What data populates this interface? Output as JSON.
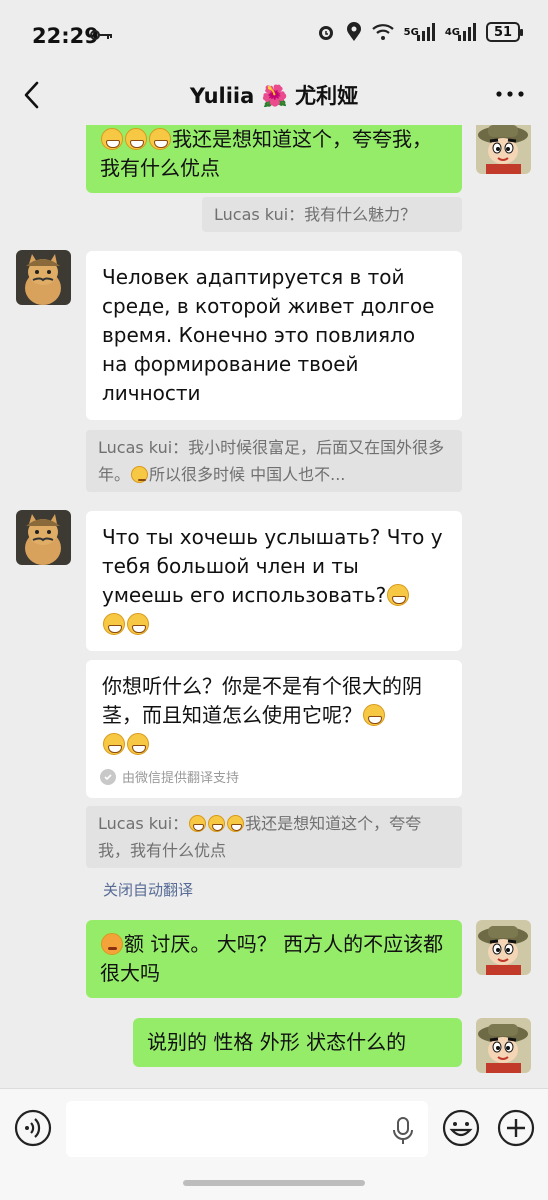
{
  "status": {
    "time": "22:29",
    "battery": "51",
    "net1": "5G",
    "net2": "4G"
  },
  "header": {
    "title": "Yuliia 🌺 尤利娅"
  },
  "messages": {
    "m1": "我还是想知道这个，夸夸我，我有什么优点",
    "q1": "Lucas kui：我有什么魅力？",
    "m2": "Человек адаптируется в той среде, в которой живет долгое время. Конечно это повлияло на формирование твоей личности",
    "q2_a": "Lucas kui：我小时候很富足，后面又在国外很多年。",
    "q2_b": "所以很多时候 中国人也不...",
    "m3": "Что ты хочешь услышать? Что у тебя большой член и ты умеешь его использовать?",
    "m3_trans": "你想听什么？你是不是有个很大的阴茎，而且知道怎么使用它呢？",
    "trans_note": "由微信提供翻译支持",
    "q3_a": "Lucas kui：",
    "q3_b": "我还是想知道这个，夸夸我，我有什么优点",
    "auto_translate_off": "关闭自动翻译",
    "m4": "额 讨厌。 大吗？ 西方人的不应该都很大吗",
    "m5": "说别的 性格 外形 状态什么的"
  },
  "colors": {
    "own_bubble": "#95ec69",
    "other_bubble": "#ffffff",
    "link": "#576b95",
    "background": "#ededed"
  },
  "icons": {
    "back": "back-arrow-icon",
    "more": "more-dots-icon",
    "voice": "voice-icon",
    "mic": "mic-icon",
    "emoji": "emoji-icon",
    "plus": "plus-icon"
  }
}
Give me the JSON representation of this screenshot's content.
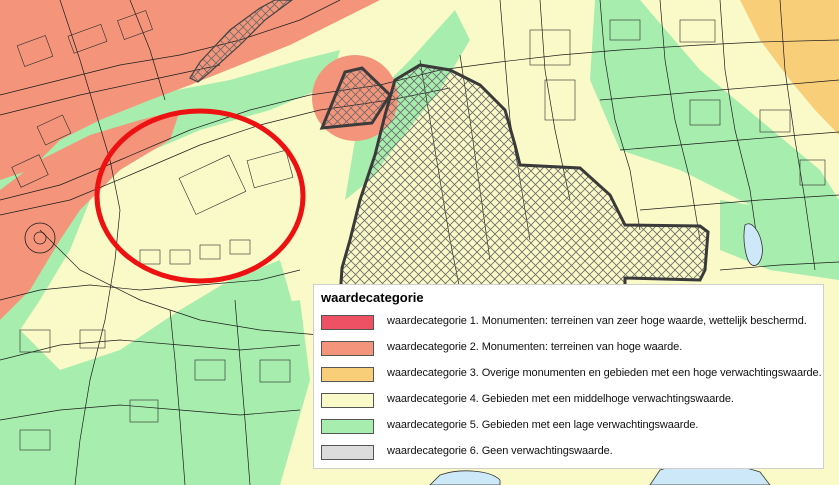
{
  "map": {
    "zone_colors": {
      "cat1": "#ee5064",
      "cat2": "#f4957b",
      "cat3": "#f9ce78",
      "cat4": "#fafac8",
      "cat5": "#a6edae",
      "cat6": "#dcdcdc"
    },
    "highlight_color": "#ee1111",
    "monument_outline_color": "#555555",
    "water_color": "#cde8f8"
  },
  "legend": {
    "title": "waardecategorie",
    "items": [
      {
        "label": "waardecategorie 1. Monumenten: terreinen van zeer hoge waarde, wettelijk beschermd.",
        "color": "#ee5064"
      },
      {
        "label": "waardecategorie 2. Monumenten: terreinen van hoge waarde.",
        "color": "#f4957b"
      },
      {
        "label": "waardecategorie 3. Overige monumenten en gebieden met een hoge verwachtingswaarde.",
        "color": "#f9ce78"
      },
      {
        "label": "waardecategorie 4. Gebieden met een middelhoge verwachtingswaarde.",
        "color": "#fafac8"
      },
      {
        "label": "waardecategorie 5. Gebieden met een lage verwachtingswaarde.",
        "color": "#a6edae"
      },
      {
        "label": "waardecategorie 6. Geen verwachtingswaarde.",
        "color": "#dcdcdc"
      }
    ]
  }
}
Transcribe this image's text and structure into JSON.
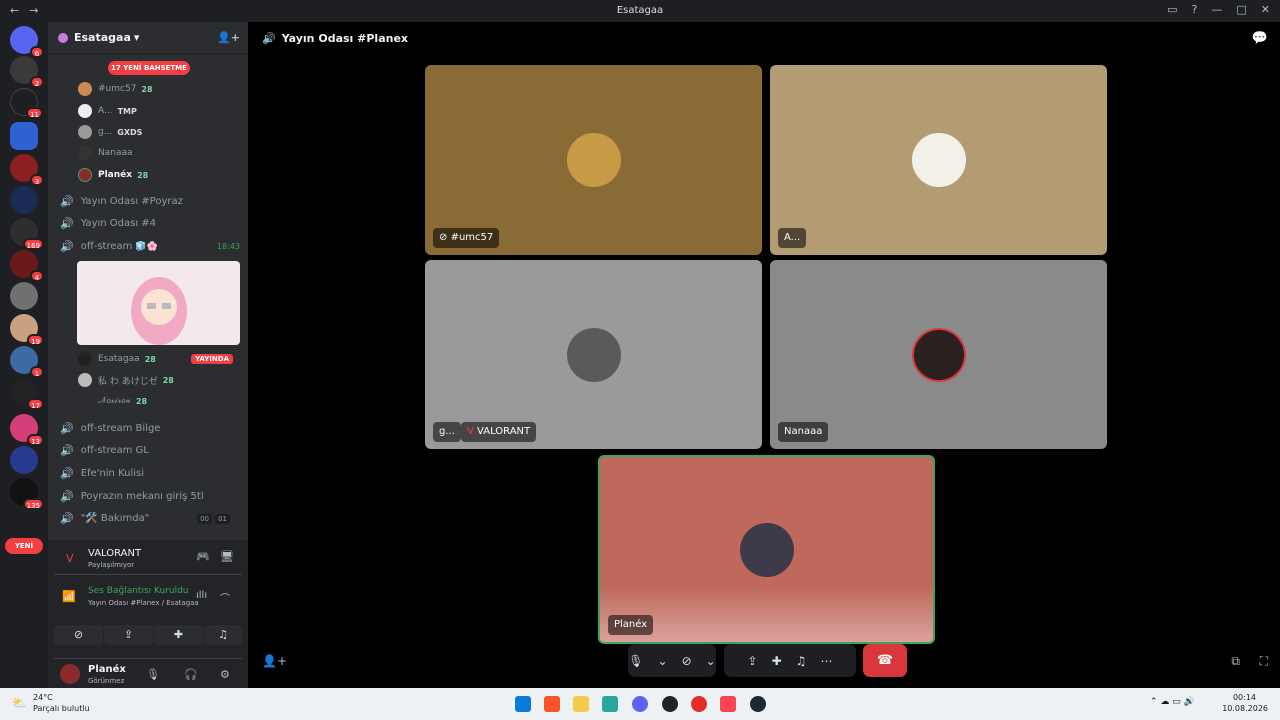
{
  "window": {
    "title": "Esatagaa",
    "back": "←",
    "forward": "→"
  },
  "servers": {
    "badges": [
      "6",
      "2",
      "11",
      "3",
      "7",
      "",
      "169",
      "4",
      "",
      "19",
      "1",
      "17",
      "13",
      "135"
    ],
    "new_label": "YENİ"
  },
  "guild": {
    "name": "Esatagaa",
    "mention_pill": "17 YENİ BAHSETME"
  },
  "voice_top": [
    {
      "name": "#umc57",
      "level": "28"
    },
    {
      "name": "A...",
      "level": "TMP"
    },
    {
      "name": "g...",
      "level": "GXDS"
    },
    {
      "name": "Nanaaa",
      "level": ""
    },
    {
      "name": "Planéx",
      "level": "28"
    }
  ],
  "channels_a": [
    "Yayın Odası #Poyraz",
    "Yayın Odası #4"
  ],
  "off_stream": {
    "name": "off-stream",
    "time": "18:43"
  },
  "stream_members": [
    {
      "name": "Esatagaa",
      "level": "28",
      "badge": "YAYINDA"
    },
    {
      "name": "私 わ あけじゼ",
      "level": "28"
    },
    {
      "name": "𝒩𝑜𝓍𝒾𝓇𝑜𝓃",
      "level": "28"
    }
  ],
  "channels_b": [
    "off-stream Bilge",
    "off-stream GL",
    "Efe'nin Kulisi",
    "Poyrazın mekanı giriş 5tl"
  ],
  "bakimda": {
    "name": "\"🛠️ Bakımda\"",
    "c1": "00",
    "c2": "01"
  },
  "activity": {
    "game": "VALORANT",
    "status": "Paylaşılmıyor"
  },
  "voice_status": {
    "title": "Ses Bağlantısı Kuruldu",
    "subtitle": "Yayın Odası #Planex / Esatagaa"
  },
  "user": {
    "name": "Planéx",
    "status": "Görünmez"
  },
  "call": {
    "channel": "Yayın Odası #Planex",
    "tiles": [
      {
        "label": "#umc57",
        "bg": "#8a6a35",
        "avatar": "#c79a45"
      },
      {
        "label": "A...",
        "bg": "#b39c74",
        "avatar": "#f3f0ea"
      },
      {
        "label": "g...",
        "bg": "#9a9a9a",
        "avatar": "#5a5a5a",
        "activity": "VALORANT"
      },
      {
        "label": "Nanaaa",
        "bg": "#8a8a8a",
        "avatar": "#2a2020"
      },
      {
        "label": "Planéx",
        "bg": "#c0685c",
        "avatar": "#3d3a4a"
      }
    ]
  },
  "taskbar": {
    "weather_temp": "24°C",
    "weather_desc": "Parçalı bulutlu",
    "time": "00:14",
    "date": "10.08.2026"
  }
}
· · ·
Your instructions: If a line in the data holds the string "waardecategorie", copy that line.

Result of this task:
    "title": "waardecategorie",
        "label": "waardecategorie 1. Monumenten: terreinen van zeer hoge waarde, wettelijk beschermd.",
        "label": "waardecategorie 2. Monumenten: terreinen van hoge waarde.",
        "label": "waardecategorie 3. Overige monumenten en gebieden met een hoge verwachtingswaarde.",
        "label": "waardecategorie 4. Gebieden met een middelhoge verwachtingswaarde.",
        "label": "waardecategorie 5. Gebieden met een lage verwachtingswaarde.",
        "label": "waardecategorie 6. Geen verwachtingswaarde.",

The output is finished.